The FSIN says it is outraged at the decision in April by the Parole Board of Canada in the case of Paul Mary Leroux.
In December 2013, Leroux was convicted of indecent assault and gross indecency for attacks on young boys while he was a dormitory supervisor at the Beauval Indian Residential School between 1959 and 1967.
He was sentenced to three years in prison, but that was overturned on appeal by the Crown and changed to eight years.
The Appeal Court decision said Leroux was not remorseful and had not accepted responsibility for his crimes.
FSIN Chief Bobby Cameron says the legal and judicial process surrounding the case has revictimized the residential school survivors Leroux assaulted.
“This sexual predator is basically allowed to destroy the lives of innocent children with minimal consequences,” Cameron said in a news release Tuesday.
Eric Sylvestre, chief of the Meadow Lake Tribal Council, said survivors have been victimized again by the decision to grant Leroux parole.
“The detrimental effects of Leroux’s criminal actions have impacted our people for their entire lives and caused irreparable damage to them and their families. The decision by the national parole board to release Leroux shows that the suffering he has caused means nothing to the … parole board,” Sylvestre said in the same release.
The Beauval school was operated by the Roman Catholic Church from 1895 to 1983.
It wasn’t Leroux’s first conviction for abusing boys and youth.
He was sentenced to 10 years in prison in 1998 for abusing 14 boys and young men at Grollier Hall, a residential school in Inuvik, N.W.T., run by the Roman Catholic Church. Those convictions were for gross indecency, indecent assault and attempted buggery between 1967 and 1979.

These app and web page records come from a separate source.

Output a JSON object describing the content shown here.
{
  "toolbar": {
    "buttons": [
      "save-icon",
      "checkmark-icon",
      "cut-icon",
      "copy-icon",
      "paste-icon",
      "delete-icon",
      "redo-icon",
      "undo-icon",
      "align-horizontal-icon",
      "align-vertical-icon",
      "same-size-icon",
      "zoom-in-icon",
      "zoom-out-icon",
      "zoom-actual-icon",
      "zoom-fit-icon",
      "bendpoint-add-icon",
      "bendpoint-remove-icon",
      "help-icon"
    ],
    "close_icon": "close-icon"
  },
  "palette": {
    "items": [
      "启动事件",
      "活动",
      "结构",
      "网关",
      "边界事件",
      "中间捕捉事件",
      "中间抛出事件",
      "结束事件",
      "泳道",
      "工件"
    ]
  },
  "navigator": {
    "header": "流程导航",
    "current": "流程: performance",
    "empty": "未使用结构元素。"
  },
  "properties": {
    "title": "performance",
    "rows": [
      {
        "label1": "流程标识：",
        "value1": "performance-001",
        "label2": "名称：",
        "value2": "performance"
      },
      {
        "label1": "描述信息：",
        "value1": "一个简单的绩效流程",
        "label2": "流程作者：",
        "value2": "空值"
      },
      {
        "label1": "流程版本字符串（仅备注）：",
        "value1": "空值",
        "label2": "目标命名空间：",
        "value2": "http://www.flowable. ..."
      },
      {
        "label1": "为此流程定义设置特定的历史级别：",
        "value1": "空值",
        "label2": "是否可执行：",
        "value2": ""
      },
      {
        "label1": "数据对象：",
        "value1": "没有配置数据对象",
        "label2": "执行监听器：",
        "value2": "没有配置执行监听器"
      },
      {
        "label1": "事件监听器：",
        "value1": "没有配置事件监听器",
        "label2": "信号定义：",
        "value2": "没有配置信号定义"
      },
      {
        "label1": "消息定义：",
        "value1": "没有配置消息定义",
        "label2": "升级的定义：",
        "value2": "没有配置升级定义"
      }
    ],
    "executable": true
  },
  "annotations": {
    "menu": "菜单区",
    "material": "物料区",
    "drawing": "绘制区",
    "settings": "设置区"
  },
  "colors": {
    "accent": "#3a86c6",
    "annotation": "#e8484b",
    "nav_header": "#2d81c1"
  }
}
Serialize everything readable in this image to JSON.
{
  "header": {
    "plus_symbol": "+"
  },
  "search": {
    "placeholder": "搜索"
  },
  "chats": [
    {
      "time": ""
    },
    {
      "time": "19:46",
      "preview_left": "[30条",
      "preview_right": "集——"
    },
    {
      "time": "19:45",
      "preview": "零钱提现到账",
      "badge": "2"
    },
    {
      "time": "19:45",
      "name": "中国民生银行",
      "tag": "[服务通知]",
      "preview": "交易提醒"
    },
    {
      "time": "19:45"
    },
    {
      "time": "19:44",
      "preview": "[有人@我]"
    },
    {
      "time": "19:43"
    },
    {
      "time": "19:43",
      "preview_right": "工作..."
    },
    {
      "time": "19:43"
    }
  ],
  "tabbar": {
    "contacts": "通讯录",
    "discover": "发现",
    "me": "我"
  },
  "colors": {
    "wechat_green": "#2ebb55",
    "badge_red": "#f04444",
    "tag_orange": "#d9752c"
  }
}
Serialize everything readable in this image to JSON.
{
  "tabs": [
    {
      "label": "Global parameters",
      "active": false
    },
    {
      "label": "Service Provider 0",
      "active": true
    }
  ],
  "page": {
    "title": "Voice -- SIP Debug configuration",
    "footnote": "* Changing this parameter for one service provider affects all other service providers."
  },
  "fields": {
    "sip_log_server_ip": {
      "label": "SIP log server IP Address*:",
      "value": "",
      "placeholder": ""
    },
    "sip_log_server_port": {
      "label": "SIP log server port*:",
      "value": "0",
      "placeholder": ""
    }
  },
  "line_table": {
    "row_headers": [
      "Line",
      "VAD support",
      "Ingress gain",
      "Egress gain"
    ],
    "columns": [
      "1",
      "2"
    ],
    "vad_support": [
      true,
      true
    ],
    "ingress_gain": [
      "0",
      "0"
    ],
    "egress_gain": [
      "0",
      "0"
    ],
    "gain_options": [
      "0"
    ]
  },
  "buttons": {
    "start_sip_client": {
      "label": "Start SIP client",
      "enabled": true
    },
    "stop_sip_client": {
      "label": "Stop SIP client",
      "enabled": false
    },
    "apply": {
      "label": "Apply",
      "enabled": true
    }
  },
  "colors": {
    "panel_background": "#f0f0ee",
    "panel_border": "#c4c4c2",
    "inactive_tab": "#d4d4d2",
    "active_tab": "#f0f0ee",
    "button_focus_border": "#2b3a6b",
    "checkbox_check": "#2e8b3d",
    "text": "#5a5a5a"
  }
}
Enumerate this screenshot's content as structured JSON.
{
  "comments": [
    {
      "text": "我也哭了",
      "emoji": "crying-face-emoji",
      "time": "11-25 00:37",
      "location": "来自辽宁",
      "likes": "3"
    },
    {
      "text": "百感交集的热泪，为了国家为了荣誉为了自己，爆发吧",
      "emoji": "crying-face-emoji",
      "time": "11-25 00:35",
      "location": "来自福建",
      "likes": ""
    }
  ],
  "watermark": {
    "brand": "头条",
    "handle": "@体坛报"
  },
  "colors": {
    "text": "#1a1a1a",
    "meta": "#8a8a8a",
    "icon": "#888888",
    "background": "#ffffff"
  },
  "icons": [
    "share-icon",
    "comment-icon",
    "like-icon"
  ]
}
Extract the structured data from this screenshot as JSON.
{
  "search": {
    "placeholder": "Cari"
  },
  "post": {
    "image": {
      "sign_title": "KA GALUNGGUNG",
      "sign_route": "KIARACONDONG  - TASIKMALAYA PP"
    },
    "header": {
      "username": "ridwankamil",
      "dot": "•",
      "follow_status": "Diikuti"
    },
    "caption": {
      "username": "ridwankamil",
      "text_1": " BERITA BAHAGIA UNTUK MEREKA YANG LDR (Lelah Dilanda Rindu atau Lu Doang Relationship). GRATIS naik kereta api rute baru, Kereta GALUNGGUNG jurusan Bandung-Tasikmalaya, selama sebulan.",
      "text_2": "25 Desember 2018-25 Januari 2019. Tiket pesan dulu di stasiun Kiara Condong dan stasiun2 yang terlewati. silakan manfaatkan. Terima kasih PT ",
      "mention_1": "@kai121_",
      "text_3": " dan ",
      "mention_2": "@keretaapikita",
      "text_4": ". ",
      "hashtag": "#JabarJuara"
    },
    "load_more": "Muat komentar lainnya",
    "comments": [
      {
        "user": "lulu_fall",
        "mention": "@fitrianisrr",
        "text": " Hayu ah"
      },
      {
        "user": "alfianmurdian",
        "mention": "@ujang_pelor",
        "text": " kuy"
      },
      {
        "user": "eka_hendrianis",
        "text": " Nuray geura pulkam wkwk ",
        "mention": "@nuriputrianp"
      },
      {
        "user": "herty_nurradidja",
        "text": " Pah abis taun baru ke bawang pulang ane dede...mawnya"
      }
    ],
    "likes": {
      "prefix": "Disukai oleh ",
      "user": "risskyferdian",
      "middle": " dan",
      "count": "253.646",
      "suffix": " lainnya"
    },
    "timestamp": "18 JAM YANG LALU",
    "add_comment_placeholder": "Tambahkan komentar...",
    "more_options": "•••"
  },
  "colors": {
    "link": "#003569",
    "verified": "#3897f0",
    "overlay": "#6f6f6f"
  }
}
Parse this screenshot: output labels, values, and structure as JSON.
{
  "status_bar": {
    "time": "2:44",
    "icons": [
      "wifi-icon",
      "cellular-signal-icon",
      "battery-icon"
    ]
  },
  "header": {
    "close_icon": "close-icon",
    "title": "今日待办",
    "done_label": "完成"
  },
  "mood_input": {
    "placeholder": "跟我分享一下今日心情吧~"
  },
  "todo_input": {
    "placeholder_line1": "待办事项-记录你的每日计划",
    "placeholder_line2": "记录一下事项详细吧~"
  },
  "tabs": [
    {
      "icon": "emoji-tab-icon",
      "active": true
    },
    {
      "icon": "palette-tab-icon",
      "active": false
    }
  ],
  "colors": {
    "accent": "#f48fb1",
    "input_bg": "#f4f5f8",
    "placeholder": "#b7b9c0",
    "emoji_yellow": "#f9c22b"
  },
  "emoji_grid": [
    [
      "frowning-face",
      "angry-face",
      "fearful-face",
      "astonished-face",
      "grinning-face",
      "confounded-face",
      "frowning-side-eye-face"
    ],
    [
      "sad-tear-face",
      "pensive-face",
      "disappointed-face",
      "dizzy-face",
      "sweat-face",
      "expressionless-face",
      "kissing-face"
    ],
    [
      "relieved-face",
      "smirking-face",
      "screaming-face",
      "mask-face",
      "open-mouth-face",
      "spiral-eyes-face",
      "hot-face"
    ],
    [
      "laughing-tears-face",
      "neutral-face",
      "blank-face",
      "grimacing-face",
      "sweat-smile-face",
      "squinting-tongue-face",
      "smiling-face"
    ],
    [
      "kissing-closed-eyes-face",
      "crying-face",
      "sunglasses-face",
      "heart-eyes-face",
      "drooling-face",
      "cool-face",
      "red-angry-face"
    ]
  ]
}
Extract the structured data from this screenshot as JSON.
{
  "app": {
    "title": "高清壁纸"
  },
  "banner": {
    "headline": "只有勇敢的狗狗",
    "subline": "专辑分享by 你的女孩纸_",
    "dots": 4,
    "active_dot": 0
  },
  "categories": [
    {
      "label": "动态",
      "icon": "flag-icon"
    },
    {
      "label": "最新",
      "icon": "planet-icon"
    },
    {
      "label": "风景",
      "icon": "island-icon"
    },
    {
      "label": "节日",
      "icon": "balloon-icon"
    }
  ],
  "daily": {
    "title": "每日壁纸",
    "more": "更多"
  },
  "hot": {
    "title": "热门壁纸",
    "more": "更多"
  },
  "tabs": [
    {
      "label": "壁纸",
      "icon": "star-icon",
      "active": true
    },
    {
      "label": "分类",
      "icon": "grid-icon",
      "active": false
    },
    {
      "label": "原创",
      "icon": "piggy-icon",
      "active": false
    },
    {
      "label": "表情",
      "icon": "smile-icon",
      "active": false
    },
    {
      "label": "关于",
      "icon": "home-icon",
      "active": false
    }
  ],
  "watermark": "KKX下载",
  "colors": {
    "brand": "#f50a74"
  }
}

Leroux worked as an activities supervisor and guidance counsellor at Grollier.